Machu Picchu is a city atop a mountain, built by the Inca empire during the 15th century. The Inca Empire lasted only about 100 years, but Machu Picchu was an incredible feat of construction for such a short-lived civilization. Visitors from around the world flock to this place for its physical beauty and its spiritual significance. It was constructed near to mountains and a river that were spiritually significant to the Incas.

The Golden Temple, Amritsar

The Golden Temple is located in the city of Amritsar, Punjab, India. It is the most significant spiritual site for the Sikh faith. Its construction was completed under the supervision of Guru Ram Das in 1577. The temple is open and available for all people from all walks of life, regardless of their religion or faith.

Crater Lake, Oregon, United States

Crater Lake is a beautiful natural formation located in south central Oregon. It is a lake formed inside of a volcanic crater that collapsed during an eruption. The lake held significance for local first nations. It was a popular, though dangerous, site for Klamath tribe spirit quests. Many tried to gain the supernatural vision of the beings that resided inside the lake, although they were considered dangerous. Today, it continues to be a place of spiritual importance for visitors.

Mount Kailash, Tibet

Tibet is the home of many spiritual places. Among those places is Mount Kailash, a 21,778 foot peak in the Kailash Range. It holds religious significance for Hindus, Buddhists, and Jainism. Today, thousands of people make the pilgrimage to Mount Kailash, a tradition dating back thousands of years.

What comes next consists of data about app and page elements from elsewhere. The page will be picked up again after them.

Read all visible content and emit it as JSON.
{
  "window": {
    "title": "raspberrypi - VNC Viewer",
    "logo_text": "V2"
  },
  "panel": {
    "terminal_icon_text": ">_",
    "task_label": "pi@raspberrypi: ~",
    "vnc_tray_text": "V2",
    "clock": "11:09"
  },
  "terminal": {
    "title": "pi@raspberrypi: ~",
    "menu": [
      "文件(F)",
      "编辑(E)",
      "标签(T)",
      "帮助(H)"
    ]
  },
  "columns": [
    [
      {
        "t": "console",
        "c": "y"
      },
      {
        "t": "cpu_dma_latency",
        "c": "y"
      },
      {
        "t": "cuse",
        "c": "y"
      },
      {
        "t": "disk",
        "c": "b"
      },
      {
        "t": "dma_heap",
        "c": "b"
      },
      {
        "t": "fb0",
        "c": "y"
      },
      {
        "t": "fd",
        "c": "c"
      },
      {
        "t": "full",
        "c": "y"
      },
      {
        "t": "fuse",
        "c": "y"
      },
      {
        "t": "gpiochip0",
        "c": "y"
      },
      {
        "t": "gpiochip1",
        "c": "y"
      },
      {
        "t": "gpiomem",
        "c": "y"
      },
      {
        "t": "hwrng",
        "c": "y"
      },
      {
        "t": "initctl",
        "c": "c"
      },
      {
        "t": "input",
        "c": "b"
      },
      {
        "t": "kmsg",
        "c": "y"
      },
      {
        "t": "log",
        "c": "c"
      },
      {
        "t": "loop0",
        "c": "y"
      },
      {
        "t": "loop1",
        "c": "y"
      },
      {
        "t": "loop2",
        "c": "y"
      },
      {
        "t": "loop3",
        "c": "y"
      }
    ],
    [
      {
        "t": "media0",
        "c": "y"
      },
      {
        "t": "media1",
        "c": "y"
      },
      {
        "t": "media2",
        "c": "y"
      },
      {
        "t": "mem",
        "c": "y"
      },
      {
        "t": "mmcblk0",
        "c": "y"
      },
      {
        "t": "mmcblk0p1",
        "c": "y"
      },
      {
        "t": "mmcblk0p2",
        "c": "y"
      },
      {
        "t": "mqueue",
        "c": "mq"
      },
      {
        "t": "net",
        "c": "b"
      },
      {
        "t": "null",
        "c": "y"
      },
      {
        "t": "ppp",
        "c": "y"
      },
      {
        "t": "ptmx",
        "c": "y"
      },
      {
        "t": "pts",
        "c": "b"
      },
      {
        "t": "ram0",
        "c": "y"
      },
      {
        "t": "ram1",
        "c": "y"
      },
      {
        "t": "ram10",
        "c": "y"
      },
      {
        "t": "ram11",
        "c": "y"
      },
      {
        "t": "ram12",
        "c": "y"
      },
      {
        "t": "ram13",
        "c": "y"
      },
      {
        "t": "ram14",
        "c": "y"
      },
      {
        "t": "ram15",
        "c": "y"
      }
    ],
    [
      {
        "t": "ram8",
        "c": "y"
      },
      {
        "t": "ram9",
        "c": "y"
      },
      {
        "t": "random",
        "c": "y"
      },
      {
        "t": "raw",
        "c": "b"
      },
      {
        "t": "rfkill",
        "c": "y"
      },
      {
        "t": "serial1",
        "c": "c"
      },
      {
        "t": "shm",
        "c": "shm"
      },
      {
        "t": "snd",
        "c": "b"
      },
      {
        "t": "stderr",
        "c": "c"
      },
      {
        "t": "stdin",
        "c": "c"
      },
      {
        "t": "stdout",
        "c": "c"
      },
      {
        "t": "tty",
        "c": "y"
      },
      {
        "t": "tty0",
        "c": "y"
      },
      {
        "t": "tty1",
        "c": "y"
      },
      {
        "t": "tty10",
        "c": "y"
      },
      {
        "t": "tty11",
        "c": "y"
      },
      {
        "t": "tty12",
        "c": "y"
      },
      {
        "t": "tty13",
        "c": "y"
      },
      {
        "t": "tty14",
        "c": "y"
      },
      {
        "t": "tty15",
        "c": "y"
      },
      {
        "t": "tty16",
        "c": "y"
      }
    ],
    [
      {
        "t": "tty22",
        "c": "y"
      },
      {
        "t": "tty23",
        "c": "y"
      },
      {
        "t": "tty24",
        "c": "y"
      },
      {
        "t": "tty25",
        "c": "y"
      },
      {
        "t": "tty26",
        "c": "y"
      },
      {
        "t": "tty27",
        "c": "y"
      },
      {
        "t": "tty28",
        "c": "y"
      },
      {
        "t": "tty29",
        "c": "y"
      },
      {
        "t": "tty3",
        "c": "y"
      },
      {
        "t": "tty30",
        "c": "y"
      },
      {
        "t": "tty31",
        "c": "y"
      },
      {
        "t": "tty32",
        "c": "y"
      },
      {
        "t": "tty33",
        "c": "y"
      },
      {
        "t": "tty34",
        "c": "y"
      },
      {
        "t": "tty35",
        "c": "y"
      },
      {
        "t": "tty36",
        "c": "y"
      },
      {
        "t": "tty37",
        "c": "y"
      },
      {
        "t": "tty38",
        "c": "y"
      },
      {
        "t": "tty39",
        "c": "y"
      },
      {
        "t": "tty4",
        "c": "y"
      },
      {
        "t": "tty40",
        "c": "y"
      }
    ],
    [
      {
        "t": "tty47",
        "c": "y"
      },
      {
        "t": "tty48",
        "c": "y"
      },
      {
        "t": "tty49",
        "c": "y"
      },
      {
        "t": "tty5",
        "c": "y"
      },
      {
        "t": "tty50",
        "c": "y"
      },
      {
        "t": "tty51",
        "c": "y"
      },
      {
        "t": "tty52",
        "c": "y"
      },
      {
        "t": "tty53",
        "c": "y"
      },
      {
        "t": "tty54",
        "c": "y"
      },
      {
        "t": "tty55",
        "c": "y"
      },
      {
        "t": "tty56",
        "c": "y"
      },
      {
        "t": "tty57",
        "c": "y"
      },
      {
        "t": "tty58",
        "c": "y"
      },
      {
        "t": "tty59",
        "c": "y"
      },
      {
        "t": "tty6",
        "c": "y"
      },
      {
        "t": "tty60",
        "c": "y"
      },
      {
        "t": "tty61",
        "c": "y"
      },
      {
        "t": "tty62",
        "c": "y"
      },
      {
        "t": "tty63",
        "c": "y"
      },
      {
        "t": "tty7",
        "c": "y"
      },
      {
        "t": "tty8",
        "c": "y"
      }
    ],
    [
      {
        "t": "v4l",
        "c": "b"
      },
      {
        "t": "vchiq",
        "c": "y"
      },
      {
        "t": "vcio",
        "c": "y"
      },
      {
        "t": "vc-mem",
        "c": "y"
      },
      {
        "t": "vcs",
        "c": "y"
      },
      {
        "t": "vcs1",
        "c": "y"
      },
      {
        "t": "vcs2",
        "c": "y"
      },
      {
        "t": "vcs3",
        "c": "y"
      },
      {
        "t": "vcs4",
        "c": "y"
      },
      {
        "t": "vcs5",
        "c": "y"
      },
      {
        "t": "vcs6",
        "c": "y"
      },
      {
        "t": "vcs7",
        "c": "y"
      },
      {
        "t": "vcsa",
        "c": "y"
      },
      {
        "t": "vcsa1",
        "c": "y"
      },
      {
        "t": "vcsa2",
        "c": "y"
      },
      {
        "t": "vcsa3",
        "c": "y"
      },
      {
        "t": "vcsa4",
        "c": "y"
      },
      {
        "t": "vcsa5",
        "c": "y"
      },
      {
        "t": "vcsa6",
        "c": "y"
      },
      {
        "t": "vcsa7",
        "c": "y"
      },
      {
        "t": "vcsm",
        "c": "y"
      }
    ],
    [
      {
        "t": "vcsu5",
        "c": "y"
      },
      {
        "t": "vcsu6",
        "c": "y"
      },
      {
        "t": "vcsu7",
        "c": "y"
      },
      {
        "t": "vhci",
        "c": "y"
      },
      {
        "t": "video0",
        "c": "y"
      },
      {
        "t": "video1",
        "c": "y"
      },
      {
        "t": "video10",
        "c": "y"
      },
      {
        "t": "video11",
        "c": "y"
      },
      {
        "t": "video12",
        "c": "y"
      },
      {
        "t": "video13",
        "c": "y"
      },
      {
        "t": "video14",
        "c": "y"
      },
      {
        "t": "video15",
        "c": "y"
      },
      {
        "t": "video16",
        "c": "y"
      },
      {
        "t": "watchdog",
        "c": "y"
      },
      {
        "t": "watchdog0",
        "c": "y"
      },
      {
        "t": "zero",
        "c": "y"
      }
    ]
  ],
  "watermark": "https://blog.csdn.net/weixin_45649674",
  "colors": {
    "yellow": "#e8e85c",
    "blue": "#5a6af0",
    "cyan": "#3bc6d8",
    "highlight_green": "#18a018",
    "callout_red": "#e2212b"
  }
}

All places are spiritual, if you want them to be

We have seen on this list 10 of the most spiritually significant places in the world, but spiritual significance is up for you to decide. The world is a beautiful place and every inch of it could be considered spiritual if it means something spiritual to you. So don’t be afraid to create a little spiritual significance wherever you are.


  1. The Global Religious Landscape.Pew Research Forum. Retrieved November 23, 2020.

Thomas Nelson
Environmental Advocate
Thomas is an environmental advocate currently residing in the Pacific Northwest. In his spare time, he enjoys experiencing the outdoors, raising chickens and ducks, and reading about current environmental issues. Despite slight colorblindness, his favorite color is green.